▸ **Brief**: Find every line of the data below that has "screenshot" in it. Reply with the number only.

[Component data from apps and pages]
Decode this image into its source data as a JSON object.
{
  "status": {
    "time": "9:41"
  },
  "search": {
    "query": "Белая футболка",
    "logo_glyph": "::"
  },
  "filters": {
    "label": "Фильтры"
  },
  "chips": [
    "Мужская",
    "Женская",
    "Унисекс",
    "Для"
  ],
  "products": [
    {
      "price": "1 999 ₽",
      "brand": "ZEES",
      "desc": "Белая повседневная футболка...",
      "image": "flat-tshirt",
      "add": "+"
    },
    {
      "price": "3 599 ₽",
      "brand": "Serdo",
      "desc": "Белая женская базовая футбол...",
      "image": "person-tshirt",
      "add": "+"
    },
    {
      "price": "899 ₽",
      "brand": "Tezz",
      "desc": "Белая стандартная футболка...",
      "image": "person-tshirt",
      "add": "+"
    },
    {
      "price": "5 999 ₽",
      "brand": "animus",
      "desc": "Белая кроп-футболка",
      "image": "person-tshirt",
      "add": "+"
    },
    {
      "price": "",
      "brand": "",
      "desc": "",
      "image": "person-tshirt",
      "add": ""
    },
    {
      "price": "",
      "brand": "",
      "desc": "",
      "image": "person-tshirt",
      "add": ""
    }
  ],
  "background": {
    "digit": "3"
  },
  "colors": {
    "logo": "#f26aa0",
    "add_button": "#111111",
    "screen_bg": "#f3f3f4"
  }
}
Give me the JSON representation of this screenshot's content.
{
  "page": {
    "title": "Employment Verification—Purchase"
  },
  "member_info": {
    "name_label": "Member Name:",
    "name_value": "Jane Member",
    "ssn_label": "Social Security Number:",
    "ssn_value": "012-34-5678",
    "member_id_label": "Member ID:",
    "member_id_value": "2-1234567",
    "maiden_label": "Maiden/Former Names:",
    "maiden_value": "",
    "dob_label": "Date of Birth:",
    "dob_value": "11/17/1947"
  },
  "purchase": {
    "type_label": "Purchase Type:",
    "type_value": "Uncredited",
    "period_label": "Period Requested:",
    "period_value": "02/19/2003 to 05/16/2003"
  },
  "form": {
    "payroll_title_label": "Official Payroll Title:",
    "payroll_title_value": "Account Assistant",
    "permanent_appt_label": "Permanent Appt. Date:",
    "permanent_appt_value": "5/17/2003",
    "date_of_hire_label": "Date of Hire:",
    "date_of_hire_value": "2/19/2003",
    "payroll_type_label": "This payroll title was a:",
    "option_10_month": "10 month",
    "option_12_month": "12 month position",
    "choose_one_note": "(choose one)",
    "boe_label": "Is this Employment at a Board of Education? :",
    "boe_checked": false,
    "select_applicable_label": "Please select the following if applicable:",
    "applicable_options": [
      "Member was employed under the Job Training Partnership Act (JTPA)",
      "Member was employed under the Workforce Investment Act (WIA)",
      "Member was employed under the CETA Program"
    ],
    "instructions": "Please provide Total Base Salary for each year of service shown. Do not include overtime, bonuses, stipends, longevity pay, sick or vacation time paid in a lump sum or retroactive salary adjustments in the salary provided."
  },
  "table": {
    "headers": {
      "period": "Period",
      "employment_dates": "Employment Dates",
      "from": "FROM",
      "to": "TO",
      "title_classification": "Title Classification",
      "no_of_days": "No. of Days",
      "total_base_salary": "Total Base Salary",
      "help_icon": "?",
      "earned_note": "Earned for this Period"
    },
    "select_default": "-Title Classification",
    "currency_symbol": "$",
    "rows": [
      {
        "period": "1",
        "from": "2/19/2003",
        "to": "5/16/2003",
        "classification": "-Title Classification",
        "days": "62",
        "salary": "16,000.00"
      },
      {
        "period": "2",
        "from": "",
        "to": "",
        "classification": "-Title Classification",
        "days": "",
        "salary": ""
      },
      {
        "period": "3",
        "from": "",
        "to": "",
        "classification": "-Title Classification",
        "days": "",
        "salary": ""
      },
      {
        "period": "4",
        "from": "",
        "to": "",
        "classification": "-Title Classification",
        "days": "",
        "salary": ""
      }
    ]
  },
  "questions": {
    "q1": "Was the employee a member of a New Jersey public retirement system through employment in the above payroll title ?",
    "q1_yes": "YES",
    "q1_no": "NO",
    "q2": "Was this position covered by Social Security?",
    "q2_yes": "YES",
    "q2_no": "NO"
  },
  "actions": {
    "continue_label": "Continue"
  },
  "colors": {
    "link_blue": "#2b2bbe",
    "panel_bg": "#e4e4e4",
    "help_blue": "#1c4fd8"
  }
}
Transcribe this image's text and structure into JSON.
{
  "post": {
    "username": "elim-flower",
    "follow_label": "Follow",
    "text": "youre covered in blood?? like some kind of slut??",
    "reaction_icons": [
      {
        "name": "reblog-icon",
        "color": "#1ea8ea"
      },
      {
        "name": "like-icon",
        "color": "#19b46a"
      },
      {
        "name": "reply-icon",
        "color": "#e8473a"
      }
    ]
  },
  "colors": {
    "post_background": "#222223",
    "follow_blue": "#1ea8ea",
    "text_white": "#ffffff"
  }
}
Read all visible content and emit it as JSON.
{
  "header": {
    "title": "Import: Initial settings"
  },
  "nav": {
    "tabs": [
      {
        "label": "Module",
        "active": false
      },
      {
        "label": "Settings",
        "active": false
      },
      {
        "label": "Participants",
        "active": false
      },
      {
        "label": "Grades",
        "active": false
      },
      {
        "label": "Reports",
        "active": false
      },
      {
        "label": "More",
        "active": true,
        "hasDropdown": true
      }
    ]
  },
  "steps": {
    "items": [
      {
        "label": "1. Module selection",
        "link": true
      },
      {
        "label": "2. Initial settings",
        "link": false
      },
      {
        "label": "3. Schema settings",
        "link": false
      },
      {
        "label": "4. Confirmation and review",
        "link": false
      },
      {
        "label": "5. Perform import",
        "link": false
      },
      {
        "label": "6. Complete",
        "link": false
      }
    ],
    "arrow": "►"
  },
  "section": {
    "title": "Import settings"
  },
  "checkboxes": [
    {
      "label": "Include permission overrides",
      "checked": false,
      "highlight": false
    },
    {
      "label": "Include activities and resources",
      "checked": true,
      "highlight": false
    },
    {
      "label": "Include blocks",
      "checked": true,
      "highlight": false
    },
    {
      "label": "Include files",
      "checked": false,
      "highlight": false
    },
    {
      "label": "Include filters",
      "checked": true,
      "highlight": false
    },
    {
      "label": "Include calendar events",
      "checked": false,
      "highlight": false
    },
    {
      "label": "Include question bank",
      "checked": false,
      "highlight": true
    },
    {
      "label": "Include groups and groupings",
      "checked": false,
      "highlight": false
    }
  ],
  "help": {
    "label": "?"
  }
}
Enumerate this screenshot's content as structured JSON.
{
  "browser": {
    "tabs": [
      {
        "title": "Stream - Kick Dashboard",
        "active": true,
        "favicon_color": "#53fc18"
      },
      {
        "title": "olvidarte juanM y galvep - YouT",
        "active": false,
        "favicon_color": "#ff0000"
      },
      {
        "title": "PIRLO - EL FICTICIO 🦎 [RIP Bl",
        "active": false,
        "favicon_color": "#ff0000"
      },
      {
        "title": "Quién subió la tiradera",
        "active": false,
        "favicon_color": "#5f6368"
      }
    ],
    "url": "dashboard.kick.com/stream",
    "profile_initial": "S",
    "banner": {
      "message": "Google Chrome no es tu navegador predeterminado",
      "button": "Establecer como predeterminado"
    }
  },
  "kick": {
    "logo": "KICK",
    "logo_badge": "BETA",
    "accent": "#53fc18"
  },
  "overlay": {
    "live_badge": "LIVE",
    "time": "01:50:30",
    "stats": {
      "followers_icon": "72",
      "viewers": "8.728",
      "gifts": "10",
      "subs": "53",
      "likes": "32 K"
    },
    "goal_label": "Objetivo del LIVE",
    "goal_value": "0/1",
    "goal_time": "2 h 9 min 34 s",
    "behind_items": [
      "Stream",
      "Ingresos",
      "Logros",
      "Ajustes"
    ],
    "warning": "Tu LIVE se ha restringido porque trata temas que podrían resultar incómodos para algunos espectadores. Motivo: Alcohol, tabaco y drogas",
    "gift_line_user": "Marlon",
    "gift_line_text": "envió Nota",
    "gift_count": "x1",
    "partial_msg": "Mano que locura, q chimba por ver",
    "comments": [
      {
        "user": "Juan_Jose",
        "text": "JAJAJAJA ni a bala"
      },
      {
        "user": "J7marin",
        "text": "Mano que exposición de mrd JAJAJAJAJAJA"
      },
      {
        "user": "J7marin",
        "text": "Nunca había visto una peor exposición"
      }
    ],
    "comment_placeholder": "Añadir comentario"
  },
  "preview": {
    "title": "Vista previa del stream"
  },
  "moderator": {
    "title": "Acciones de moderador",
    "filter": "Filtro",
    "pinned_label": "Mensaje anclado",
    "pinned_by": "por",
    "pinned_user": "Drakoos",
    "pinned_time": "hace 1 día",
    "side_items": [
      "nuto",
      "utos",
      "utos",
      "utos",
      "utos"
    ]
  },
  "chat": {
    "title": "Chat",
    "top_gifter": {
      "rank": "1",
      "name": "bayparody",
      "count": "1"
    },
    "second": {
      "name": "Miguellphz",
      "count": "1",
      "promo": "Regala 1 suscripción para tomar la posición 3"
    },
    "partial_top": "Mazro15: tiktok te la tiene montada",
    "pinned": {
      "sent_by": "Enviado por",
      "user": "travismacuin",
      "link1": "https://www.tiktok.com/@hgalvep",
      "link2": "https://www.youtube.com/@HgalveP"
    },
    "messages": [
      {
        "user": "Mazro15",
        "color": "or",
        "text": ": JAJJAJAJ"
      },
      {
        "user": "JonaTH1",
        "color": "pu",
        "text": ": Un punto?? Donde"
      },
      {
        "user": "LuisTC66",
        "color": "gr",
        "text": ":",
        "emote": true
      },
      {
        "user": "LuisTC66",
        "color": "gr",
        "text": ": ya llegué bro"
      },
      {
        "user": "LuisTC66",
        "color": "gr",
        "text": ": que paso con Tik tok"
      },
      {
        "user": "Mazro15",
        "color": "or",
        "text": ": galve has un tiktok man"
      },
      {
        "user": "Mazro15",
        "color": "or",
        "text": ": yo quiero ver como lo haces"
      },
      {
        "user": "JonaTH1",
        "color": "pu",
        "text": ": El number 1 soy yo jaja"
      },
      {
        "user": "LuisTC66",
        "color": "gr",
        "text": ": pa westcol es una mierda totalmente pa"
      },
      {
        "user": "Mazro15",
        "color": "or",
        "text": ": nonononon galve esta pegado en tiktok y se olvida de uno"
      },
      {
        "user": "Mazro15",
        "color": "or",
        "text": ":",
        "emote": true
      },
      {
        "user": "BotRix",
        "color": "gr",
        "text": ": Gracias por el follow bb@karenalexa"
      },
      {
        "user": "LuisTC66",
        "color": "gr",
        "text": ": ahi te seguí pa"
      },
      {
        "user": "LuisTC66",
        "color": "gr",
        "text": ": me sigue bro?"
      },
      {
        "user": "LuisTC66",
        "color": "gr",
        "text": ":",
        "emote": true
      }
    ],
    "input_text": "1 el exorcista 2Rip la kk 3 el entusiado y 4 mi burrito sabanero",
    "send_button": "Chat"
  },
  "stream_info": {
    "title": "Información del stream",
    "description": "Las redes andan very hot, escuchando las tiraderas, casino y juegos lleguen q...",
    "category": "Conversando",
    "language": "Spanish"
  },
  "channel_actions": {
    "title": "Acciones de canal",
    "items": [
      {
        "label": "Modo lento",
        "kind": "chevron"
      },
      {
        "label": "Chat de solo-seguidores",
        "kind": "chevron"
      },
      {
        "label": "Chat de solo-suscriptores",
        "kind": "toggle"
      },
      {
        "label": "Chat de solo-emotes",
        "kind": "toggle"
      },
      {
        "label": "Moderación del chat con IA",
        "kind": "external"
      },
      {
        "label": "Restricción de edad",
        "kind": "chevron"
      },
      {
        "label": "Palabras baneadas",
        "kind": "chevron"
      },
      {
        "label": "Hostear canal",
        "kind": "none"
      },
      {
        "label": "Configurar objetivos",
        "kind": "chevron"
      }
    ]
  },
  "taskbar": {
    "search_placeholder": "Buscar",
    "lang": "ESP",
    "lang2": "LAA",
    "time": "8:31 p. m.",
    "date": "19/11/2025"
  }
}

▸ **Exercise answer**: 2